But why did God rest, asks the Pastor. God rested because He was done working. Like He drew a line in the sand – or put a bow on it, or whatever visual helps you – and then said, I did what I planned to do. As in, “In the beginning God created the heavens and the earth” (Gen. 1:1). God’s like, That’s enough for now, I’m gonna chill. This is a model we are asked to follow: finish up your work and then rest – every week. Rest needs to become “more than a response to being tired,” exhorts Tate. “Work from rest, not for it,” he advises. The latter is so very American, isn’t it? Those of us who have traveled overseas know that not every other culture believes in powering though the day just so that one can get home – or to happy hour – and collapse. #siesta
But our culture does little to support or match that natural rhythm of six-on, one-off. We know we have things to do, and work gets in the way of those things, so we have to do more work, even after working. Yesterday we were encouraged to make a To-Be list as opposed to a To-Do list. Like, what will your self-assigned tasks help you be. That’s a hard one for me because I loooove my to-do lists. I feel oh-so productive as I make my way through them. I was raised that way, by an ex-Navy lieutenant who called the places you missed when waxing the car, “holidays.” So, I knew from an early age that holidays, rest, vacation, checking out – all that – was not good!
The hardest part for some of us in this resting is that we might just find out that the world will go on without us. Whether we are telling our employer we can’t answer emails on the weekend, or a friend that we don’t go out Sunday nights, it might just be that our organization does not shut down, nor does our friend perish due to a night without us. But the biggest point of rest, in terms of spiritual growth, is to connect with God – a Higher Power for some folks. There we are faced with our thoughts and our feelings. We may even be asked to “give an account,” as Pastor says, reminding us that accounts come with a cost. (Which is why some of us shy away from being at rest in order to avoid paying that price of solitude).
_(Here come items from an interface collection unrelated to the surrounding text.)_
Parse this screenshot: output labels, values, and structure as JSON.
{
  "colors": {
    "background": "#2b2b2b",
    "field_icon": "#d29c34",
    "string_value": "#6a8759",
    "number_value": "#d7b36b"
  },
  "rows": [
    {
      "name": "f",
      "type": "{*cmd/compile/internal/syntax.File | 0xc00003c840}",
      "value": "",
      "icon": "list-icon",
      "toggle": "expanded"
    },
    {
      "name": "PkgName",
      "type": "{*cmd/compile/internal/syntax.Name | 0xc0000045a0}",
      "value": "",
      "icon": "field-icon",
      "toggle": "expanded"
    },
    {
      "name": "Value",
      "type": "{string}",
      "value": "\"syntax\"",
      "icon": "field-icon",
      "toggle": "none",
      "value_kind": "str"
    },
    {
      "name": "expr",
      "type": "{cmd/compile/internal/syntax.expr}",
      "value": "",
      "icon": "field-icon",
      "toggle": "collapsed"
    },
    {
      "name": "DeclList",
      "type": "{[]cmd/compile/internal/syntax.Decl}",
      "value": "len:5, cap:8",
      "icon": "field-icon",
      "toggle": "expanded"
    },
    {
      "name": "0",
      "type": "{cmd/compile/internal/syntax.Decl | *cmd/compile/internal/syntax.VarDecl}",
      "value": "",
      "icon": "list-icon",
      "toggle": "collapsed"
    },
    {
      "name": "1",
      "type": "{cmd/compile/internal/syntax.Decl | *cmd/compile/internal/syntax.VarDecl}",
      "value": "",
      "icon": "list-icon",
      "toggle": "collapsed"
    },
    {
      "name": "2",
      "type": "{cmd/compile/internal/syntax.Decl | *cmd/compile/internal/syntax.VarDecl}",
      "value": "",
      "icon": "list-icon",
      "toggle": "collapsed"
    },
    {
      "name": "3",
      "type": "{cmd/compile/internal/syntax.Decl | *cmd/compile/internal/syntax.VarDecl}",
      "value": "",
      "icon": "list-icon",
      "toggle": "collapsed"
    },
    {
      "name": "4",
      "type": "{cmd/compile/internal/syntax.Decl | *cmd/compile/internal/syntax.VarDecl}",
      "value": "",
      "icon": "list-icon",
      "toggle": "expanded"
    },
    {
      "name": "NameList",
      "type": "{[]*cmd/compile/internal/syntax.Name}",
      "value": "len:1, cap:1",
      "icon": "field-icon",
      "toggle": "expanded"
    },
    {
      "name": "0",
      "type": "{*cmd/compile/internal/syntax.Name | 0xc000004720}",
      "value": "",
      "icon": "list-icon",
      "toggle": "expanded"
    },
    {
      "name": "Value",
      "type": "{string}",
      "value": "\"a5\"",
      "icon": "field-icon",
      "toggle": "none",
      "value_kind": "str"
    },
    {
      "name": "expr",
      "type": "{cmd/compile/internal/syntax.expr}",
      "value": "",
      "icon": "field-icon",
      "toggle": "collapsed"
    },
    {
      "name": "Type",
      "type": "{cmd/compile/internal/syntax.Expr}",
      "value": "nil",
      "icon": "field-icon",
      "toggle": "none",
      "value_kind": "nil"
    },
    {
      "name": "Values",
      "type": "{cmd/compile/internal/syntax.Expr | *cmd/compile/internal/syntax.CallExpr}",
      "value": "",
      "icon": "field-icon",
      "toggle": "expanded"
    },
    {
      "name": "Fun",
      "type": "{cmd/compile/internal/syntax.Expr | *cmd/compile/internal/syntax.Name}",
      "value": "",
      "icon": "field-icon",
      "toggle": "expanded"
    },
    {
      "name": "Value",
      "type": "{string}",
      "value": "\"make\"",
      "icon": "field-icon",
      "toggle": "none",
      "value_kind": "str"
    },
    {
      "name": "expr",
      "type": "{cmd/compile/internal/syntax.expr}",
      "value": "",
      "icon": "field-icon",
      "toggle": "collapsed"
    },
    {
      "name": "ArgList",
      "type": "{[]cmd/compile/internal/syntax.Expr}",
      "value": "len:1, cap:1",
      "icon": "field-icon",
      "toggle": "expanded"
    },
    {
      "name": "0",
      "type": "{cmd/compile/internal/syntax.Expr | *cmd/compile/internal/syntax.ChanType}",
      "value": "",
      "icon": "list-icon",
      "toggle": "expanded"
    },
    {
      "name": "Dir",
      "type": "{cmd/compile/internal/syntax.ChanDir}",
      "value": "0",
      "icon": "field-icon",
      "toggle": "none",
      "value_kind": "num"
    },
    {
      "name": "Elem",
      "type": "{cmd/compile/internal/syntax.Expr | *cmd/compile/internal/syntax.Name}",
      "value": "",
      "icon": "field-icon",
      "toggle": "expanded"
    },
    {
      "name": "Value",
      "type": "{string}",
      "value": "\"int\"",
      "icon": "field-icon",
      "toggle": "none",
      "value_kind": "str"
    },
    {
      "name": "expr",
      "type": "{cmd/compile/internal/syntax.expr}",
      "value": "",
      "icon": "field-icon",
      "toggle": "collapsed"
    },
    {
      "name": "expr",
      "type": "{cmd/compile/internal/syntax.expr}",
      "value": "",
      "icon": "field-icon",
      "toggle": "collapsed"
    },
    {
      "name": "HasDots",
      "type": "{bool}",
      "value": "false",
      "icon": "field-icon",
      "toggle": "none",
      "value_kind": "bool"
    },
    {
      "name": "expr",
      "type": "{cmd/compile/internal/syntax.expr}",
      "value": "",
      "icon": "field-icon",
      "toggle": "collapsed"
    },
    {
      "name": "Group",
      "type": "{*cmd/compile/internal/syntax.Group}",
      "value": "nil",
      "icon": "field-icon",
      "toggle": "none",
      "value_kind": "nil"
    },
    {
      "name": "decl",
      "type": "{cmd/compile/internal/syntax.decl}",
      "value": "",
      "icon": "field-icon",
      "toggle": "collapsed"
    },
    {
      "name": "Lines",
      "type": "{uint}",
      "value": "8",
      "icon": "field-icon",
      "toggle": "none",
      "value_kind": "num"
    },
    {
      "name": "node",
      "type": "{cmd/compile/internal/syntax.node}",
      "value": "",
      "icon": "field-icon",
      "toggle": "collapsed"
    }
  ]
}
For many Christians, we have to remind ourselves that we are worthy of approaching God (through prayer, reflection, what have you), because it’s not about what we have/haven’t done, it’s about God. We are mandated to surrender, which is actually a very strong position to take in the big picture. It’s a position of humility, and an acknowledgement that “we’ll have more to bring next week,” as Tate reminds us. We had better unload while we can before getting back on the to-do hamster wheel that our culture encourages in so very many ways. So, if possible, on Sunday – or another day that works better with your particular schedule – stay. “Be still, and know that I am God…” (Psalm 46:10). Or at least, for now, just try to be still.